- Copy the annotations of XSD elements/types to the documentation of those WSDL messages (and even operations) where they are used.
Using XHTML tags specified in both
to format corresponding descriptions in the documentation (as well as inserting images) in both HTML/RTF.
Possibility for unlimited customizations:
Through numerous WSDLDoc parameters and output format options.
In case of HTML, you can also apply your custom CSS stylesheets to change the documentation look & feel.
At last, you can modify WSDLDoc itself
Since FlexDoc/XML is a pure Java application,
you can run WSDLDoc anywhere Java SE works, e.g. on Windows, Linux and macOS.
Seamless integration with Apache Ant and
The included FlexDoc/XML Maven plugin allows running WSDLDoc from Maven.
What are templates?
In a typical programming parlance, templates are meant for some kind of light-weight programming, a notch higher than patterns.
The quality things are supposed to be coded in a universal language like
But once a particular application programming field (like GUI)
becomes complicated enough, you won't do much with a universal language itself and just empty hands. So, some kind of framework typically arises,
a library with some specific classes and procedures. It brings in some new concepts and its own programming layer. While using those things,
you nominally remain coding in your universal language, actually, almost all you do with it is just the creation of some specific controlling
structures and the processing of some events required by that application-field framework. All of that represents actually the programming
in a complete different level of semantics, however packed in the universal-language form.
A disadvantage of that approach is that although from the framework's point of view you may be doing quite mundane things (like programming
of some GUI dialog with a few labels and input fields), that is almost impossible to automate with some specialized programming tool
(e.g. graphic designer) because the corresponding coding constructs related to the particular framework's components cannot be reliably
extracted or modified automatically within the universal-language code. (Since being universal means a Turing-complete thing,
which implies that a programming semantics expressed in it cannot be universally understood by a finite algorithm).
For programming of GUIs that may be OK, because a typical separately-working unit of a GUI (e.g. some window or dialog) is built of no more
than a few dozens of components.

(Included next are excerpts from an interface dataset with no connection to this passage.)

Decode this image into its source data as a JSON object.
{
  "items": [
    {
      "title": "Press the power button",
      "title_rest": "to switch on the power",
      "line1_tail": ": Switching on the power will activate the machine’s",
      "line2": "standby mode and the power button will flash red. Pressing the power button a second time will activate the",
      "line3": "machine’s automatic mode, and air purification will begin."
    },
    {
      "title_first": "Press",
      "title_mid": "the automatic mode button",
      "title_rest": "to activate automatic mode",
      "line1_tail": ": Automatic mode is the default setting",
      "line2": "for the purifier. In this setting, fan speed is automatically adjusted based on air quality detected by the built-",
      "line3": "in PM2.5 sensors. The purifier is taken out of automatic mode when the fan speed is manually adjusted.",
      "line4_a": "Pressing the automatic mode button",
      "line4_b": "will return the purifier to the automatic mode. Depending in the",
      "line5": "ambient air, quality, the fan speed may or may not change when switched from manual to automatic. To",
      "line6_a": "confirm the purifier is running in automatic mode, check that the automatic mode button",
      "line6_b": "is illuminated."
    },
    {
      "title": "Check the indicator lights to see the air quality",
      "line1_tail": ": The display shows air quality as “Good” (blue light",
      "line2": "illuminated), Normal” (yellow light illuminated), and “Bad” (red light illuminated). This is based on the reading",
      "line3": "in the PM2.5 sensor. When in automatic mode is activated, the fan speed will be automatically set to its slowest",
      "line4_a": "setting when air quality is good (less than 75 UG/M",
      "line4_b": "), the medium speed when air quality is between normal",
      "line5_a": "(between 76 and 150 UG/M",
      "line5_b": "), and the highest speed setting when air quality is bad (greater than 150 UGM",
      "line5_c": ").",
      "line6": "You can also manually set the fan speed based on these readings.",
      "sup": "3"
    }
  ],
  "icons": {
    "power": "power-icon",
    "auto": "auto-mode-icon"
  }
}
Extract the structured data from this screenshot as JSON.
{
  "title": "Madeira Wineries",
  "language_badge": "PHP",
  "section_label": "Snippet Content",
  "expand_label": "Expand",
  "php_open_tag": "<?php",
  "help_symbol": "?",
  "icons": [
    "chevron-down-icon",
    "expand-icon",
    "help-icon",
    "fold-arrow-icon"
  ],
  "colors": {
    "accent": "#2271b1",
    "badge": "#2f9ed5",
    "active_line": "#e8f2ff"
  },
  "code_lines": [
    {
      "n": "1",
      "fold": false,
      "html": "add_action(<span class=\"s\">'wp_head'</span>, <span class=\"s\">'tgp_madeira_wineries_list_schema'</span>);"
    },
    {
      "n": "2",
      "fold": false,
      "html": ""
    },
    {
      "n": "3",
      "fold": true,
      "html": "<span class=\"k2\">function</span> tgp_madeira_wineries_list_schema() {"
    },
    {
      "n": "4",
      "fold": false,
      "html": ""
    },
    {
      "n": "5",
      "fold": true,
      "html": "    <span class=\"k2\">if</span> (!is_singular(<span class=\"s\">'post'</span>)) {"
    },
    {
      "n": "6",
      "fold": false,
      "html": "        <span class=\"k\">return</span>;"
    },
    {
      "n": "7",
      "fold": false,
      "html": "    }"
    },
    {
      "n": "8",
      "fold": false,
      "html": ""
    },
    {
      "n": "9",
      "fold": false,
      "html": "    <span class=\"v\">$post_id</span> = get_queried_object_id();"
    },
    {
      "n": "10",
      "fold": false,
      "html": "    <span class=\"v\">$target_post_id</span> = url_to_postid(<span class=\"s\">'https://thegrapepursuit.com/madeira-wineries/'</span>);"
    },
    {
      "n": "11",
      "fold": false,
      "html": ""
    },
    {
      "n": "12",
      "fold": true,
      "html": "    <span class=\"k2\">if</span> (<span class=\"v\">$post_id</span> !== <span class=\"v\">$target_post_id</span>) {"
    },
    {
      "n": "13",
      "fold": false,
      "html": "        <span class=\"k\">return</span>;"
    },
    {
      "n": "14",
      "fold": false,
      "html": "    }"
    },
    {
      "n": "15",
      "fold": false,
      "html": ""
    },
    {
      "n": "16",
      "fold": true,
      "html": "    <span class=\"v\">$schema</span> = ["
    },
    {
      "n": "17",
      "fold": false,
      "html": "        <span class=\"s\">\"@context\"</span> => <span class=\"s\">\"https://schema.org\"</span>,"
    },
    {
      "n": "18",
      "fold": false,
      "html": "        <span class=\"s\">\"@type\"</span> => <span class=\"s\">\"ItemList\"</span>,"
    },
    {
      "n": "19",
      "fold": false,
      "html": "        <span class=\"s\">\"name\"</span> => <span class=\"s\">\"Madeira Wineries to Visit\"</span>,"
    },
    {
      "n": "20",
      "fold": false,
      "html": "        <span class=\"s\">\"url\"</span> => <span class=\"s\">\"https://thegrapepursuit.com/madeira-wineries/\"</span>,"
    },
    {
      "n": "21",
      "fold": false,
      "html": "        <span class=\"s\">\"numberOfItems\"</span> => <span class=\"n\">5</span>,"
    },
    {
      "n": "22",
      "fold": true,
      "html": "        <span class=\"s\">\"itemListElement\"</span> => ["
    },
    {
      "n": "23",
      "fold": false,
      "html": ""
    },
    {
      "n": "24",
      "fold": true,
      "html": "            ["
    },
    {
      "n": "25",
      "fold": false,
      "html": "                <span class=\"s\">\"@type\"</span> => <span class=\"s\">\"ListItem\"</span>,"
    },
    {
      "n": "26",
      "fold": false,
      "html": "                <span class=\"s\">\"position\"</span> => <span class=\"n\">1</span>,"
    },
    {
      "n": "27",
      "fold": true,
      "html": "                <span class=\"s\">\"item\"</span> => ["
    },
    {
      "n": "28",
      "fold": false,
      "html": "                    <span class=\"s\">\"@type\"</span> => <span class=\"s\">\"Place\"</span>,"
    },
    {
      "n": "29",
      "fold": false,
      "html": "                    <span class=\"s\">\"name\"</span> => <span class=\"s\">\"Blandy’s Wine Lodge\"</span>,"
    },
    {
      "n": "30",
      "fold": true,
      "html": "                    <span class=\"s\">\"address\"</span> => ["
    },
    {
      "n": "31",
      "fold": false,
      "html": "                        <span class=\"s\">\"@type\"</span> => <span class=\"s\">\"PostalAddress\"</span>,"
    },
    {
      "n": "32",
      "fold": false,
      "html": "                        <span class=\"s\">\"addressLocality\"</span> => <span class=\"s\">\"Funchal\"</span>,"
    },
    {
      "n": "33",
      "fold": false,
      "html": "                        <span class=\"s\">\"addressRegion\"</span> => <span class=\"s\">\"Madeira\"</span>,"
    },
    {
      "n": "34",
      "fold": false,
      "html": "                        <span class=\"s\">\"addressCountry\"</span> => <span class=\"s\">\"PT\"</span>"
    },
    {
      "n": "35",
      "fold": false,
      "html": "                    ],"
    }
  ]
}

But when the application field is such that any serious autonomous unit (e.g. a generator of complete HTML
documents) must be made of hundreds or thousands of specialized components, creating and coordinating all of them with some universal-language
classes and coding may be close to impossible.
In that case, the only way to go with the framework any further is to get rid of the universal-language coding altogether and to replace it
with a specialized programming medium that naturally expresses all the framework's concepts and components.
What that programming medium may be? We see only two possibilities here:
The last approach is what the FlexDoc.XYZ templates are.
A human-oriented scripting language with some powerful operators designed to be as expressive as possible so as to minimize coding.
That, however, would mean driving everything to Turing-completeness again thereby making it difficult to automate.
A more primitive and verbose language (which we call templates) designed primarily for processing (“understanding”) by some
software with the goal to visualize the program semantics as much as possible, which would make the automation of the programming much easier.